The transverse acetabular ligament may be used to obtain the appropriate anteversion when introducing the acetabular component during THR, but not acetabular component inclination.

Cite this article: Bone Joint J 2014;96-B:312–18.

The Journal of Bone & Joint Surgery British Volume
Vol. 93-B, Issue 3 | Pages 332 - 336
1 Mar 2011
Konan S Rayan F Meermans G Witt J Haddad FS

There have been considerable recent advances in the understanding and management of femoroacetabular impingement and associated labral and chondral pathology. We have developed a classification system for acetabular chondral lesions. In our system, we use the six acetabular zones previously described by Ilizaliturri et al. The cartilage is then graded on a scale of 0 to 4 as follows: grade 0, normal articular cartilage lesions; grade 1, softening or wave sign; grade 2, cleavage lesion; grade 3, delamination; and grade 4, exposed bone. The site of the lesion is further classed as A, B or C based on whether the lesion is less than one-third of the distance from the acetabular rim to the cotyloid fossa, one-third to two-thirds of the same distance and greater than two-thirds of the distance, respectively. In order to validate the classification system, six surgeons graded ten video recordings of hip arthroscopy.

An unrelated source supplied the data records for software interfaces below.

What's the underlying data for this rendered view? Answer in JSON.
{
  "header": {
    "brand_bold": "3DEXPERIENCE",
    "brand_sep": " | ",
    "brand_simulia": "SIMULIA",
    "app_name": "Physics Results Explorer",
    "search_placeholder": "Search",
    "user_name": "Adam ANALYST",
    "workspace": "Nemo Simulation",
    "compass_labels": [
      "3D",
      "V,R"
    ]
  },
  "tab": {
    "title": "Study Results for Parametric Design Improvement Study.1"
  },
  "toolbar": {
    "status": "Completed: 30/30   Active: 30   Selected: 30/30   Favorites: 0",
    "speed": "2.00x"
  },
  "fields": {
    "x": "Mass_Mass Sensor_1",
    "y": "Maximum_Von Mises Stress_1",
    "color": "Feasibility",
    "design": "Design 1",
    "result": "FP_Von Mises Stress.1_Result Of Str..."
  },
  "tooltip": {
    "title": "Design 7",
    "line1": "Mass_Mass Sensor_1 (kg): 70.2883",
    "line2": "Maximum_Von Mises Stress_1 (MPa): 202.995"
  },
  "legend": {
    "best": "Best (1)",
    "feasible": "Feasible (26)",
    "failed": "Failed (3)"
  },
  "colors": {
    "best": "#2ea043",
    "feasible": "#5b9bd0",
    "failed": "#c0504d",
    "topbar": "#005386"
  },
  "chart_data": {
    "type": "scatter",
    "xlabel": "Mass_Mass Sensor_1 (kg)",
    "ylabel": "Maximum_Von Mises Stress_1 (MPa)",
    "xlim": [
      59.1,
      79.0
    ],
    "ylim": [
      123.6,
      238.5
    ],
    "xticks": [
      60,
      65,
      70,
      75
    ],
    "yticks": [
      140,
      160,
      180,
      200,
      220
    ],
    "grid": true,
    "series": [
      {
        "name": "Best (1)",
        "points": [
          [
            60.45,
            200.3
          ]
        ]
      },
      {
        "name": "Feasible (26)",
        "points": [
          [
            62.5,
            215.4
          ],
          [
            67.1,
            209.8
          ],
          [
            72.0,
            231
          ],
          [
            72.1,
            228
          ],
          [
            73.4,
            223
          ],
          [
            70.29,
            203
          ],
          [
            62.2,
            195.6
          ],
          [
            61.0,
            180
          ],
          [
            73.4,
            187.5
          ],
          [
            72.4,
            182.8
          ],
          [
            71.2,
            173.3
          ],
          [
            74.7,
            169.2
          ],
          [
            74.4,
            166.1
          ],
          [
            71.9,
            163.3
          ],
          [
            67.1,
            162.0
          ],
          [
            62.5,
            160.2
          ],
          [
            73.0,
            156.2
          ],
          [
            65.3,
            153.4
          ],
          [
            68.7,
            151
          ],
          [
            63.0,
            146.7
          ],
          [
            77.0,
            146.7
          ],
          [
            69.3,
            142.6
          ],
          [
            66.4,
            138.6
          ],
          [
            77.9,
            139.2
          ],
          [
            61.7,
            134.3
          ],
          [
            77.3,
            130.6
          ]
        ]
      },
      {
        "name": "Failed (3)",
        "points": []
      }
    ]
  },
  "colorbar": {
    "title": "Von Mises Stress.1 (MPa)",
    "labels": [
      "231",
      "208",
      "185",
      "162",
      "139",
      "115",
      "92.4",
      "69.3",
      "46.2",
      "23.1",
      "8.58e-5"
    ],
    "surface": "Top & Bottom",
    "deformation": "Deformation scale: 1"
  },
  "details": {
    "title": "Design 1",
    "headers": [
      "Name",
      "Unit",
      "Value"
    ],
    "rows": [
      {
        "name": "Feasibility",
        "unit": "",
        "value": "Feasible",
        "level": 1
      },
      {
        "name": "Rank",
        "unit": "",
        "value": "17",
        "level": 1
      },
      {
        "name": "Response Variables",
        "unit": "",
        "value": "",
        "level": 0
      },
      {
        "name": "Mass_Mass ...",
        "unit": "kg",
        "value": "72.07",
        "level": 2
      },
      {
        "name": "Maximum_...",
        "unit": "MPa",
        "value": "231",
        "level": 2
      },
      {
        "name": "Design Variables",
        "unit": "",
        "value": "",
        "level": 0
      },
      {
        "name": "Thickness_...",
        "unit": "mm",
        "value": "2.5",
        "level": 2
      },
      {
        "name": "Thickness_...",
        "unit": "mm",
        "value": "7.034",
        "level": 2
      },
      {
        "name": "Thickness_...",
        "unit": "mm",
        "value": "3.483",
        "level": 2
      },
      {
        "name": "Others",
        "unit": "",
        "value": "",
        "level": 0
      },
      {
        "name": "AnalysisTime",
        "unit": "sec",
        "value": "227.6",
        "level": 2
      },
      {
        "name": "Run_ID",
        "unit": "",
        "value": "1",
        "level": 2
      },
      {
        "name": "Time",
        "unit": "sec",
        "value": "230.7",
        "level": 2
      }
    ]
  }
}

Our findings showed a high intra-observer reliability of the classification system with an intraclass correlation coefficient of 0.81 and a high interobserver reliability with an intraclass correlation coefficient of 0.88.

We have developed a simple reproducible classification system for lesions of the acetabular cartilage, which it is hoped will allow standardised documentation to be made of damage to the articular cartilage, particularly that associated with femoroacetabular impingement.